The Biggest Engine of Economic Growth? 8 Ways Taxpayers and the Government Are Necessary to Capitalism By Colin Greer, AlterNet, March 13, 2012 …conservatives have constantly attacked government. The drumbeat repeats the notion that the private sector can do everything better. “Privatize everything” is the mantra. It’s hard to imagine anything more destructive to our economy… spreading the big lie that government is too big, corrupt and wasteful without understanding just what government provides the economy and society… the U.S. government has been the key engine of economic growth since the earliest days of the Republic— and it is now, but very few people realize that. Why? Because we don’t explain how government spending is woven into much of corporate success. We don’t counter that the government is constantly in an active, co-venture model with the for-profit sector in providing vast elements of infrastructure and directly creating technologies that the economy is dependent on, and corporations profit from…Most everything the American capitalist system needs is provided by taxpayer dollars and government action. Here are eight examples.
1. Public Trust and Economic Infrastructure
2. Education and Social Knowledge
3. Relief in Crisis, Catastrophe, or Everyday Life
4. Regulation and the Public Good
5. Massive Purchasing That Supports Businesses
6. The Infrastructure in Which Everything Operates
7. The Labor Pool: Preparing Employees for the Private Sector
8. Stimulus for Just About Everything
9. Direct Investment in the Creation of Key Innovations ing to produce natural gas.

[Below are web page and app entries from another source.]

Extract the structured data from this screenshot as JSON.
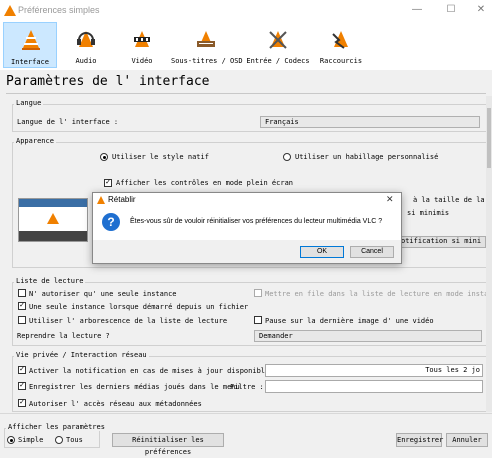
{
  "window": {
    "title": "Préférences simples",
    "controls": [
      "—",
      "☐",
      "✕"
    ]
  },
  "toolbar": {
    "items": [
      {
        "label": "Interface",
        "icon": "interface-cone-icon",
        "selected": true
      },
      {
        "label": "Audio",
        "icon": "headphones-cone-icon",
        "selected": false
      },
      {
        "label": "Vidéo",
        "icon": "video-cone-icon",
        "selected": false
      },
      {
        "label": "Sous-titres / OSD",
        "icon": "subtitles-cone-icon",
        "selected": false
      },
      {
        "label": "Entrée / Codecs",
        "icon": "codecs-cone-icon",
        "selected": false
      },
      {
        "label": "Raccourcis",
        "icon": "hotkeys-cone-icon",
        "selected": false
      }
    ]
  },
  "page_title": "Paramètres de l' interface",
  "langue": {
    "group": "Langue",
    "label": "Langue de l' interface :",
    "value": "Français"
  },
  "apparence": {
    "group": "Apparence",
    "native": "Utiliser le style natif",
    "custom": "Utiliser un habillage personnalisé",
    "fullscreen": "Afficher les contrôles en mode plein écran",
    "right1": "à la taille de la v",
    "right2": "si minimis",
    "right_btn": "otification si mini"
  },
  "playlist": {
    "group": "Liste de lecture",
    "one_instance": "N' autoriser qu' une seule instance",
    "enqueue": "Mettre en file dans la liste de lecture en mode instance",
    "single_file": "Une seule instance lorsque démarré depuis un fichier",
    "tree": "Utiliser l' arborescence de la liste de lecture",
    "pause_last": "Pause sur la dernière image d' une vidéo",
    "resume_label": "Reprendre la lecture ?",
    "resume_value": "Demander"
  },
  "privacy": {
    "group": "Vie privée / Interaction réseau",
    "updates": "Activer la notification en cas de mises à jour disponible",
    "updates_value": "Tous les 2 jo",
    "recent": "Enregistrer les derniers médias joués dans le menu",
    "filter_label": "Filtre :",
    "network": "Autoriser l' accès réseau aux métadonnées"
  },
  "footer": {
    "show_label": "Afficher les paramètres",
    "simple": "Simple",
    "all": "Tous",
    "reset": "Réinitialiser les préférences",
    "save": "Enregistrer",
    "cancel": "Annuler"
  },
  "dialog": {
    "title": "Rétablir",
    "message": "Êtes-vous sûr de vouloir réinitialiser vos préférences du lecteur multimédia VLC ?",
    "ok": "OK",
    "cancel": "Cancel",
    "close": "✕",
    "icon": "question-icon"
  },
  "colors": {
    "accent": "#0078d7",
    "selected_tab": "#cce8ff",
    "cone": "#f08000"
  }
}
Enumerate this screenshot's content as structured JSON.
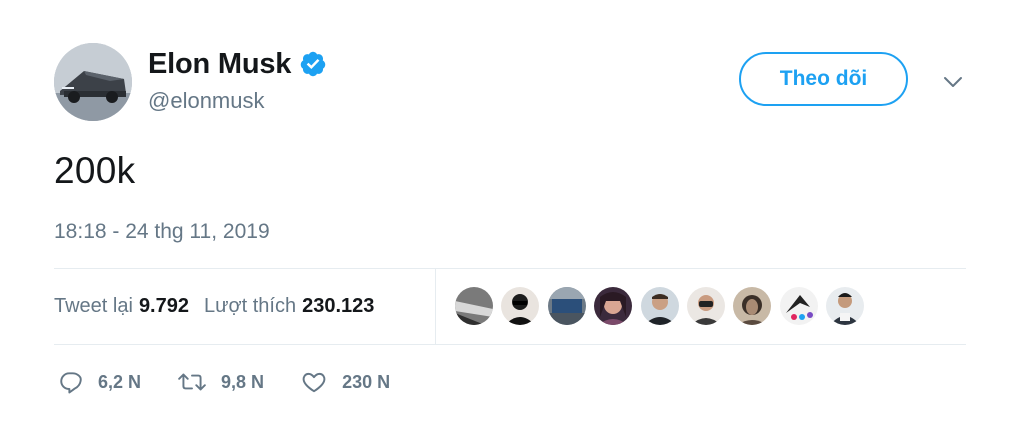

10. The New Phase of Social Welfare Financial Transfers
The view that the private sector is the independent engine of economic growth is obviously false. It’s time for an articulated economic framework which describes how the modern state has worked in an active co-venture with the for-profit sector…Elizabeth Warren has clarified how the social web and the physical infrastructure that government supports is essential to market function, growth and wealth creation. It makes sense to go a step further and clarify how government action and public dollars serve as a direct partner with the private sector in advancing growth and wealth. Then, it would not be so easy to take the money and run.